* Problem to work on
Images do not belong in the copy; retype the rest of the entries below exactly.

(Interface dataset entries)

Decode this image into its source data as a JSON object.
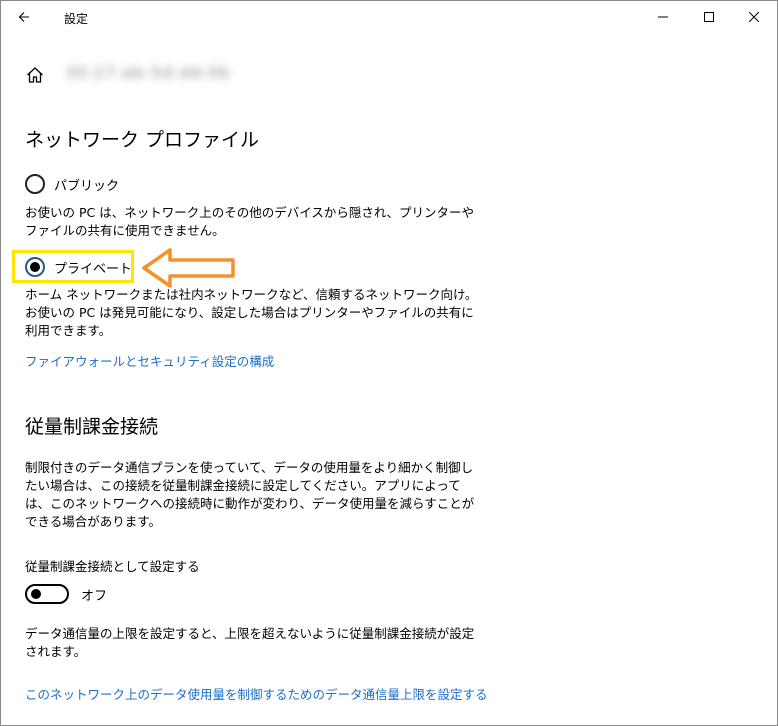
{
  "window": {
    "title": "設定",
    "network_name": "30:27:ab:5d:dd:0b"
  },
  "sections": {
    "profile_title": "ネットワーク プロファイル",
    "metered_title": "従量制課金接続"
  },
  "profile": {
    "public_label": "パブリック",
    "public_desc": "お使いの PC は、ネットワーク上のその他のデバイスから隠され、プリンターやファイルの共有に使用できません。",
    "private_label": "プライベート",
    "private_desc": "ホーム ネットワークまたは社内ネットワークなど、信頼するネットワーク向け。お使いの PC は発見可能になり、設定した場合はプリンターやファイルの共有に利用できます。",
    "selected": "private",
    "firewall_link": "ファイアウォールとセキュリティ設定の構成"
  },
  "metered": {
    "desc": "制限付きのデータ通信プランを使っていて、データの使用量をより細かく制御したい場合は、この接続を従量制課金接続に設定してください。アプリによっては、このネットワークへの接続時に動作が変わり、データ使用量を減らすことができる場合があります。",
    "setting_label": "従量制課金接続として設定する",
    "toggle_state": "オフ",
    "limit_desc": "データ通信量の上限を設定すると、上限を超えないように従量制課金接続が設定されます。",
    "limit_link": "このネットワーク上のデータ使用量を制御するためのデータ通信量上限を設定する"
  },
  "colors": {
    "link": "#1a6ec7",
    "highlight": "#ffe600",
    "arrow": "#f5902a"
  }
}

* Reply
Decode this image into its source data as a JSON object.
{
  "window": {
    "title": "設定",
    "network_name": "30:27:ab:5d:dd:0b"
  },
  "sections": {
    "profile_title": "ネットワーク プロファイル",
    "metered_title": "従量制課金接続"
  },
  "profile": {
    "public_label": "パブリック",
    "public_desc": "お使いの PC は、ネットワーク上のその他のデバイスから隠され、プリンターやファイルの共有に使用できません。",
    "private_label": "プライベート",
    "private_desc": "ホーム ネットワークまたは社内ネットワークなど、信頼するネットワーク向け。お使いの PC は発見可能になり、設定した場合はプリンターやファイルの共有に利用できます。",
    "selected": "private",
    "firewall_link": "ファイアウォールとセキュリティ設定の構成"
  },
  "metered": {
    "desc": "制限付きのデータ通信プランを使っていて、データの使用量をより細かく制御したい場合は、この接続を従量制課金接続に設定してください。アプリによっては、このネットワークへの接続時に動作が変わり、データ使用量を減らすことができる場合があります。",
    "setting_label": "従量制課金接続として設定する",
    "toggle_state": "オフ",
    "limit_desc": "データ通信量の上限を設定すると、上限を超えないように従量制課金接続が設定されます。",
    "limit_link": "このネットワーク上のデータ使用量を制御するためのデータ通信量上限を設定する"
  },
  "colors": {
    "link": "#1a6ec7",
    "highlight": "#ffe600",
    "arrow": "#f5902a"
  }
}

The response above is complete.